- _Required action_: Would you copy every record exactly as it stands and drop the pictures?

Items from an interface collection
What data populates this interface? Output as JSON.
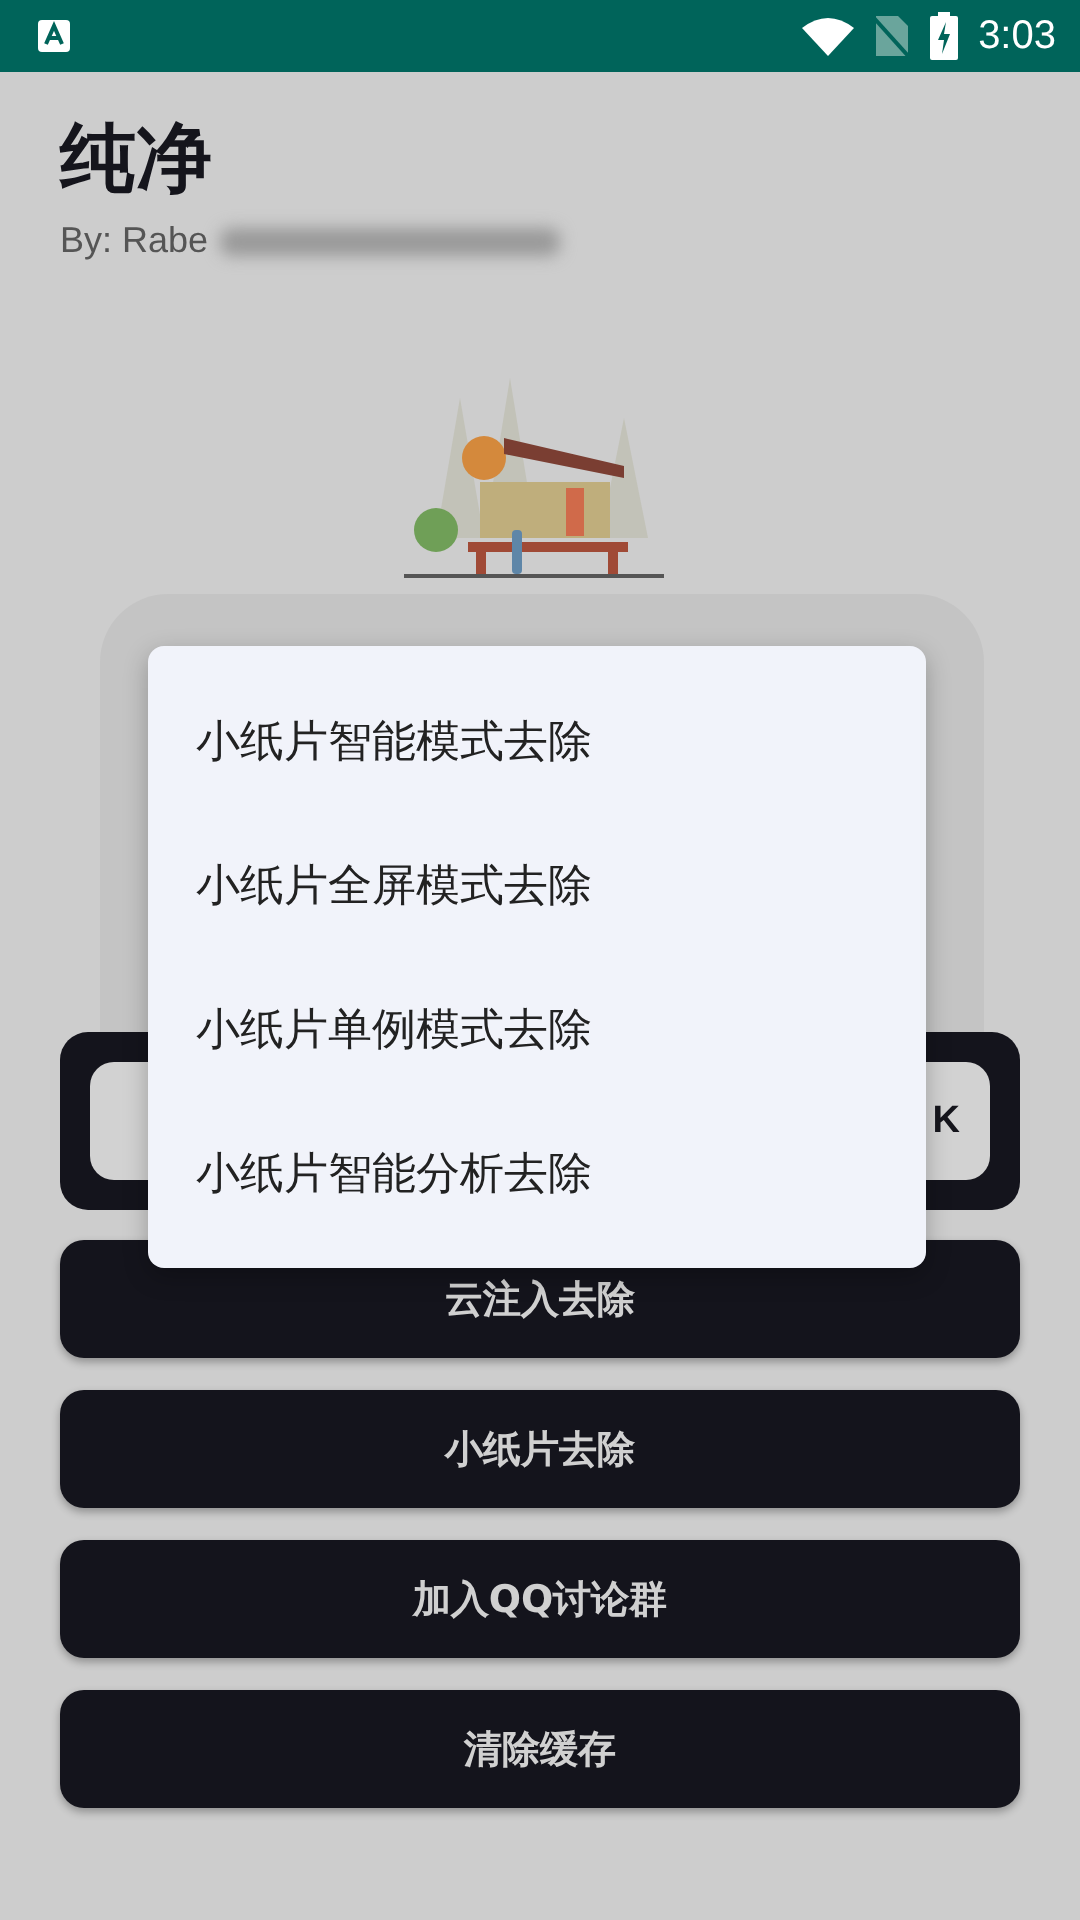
{
  "status_bar": {
    "time": "3:03"
  },
  "header": {
    "title": "纯净",
    "subtitle": "By: Rabe"
  },
  "panel_button": {
    "label": "K"
  },
  "popup_menu": {
    "items": [
      {
        "label": "小纸片智能模式去除"
      },
      {
        "label": "小纸片全屏模式去除"
      },
      {
        "label": "小纸片单例模式去除"
      },
      {
        "label": "小纸片智能分析去除"
      }
    ]
  },
  "buttons": [
    {
      "label": "云注入去除"
    },
    {
      "label": "小纸片去除"
    },
    {
      "label": "加入QQ讨论群"
    },
    {
      "label": "清除缓存"
    }
  ]
}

- _Solved problem_:
What data populates this interface? Output as JSON.
{
  "status_bar": {
    "time": "3:03"
  },
  "header": {
    "title": "纯净",
    "subtitle": "By: Rabe"
  },
  "panel_button": {
    "label": "K"
  },
  "popup_menu": {
    "items": [
      {
        "label": "小纸片智能模式去除"
      },
      {
        "label": "小纸片全屏模式去除"
      },
      {
        "label": "小纸片单例模式去除"
      },
      {
        "label": "小纸片智能分析去除"
      }
    ]
  },
  "buttons": [
    {
      "label": "云注入去除"
    },
    {
      "label": "小纸片去除"
    },
    {
      "label": "加入QQ讨论群"
    },
    {
      "label": "清除缓存"
    }
  ]
}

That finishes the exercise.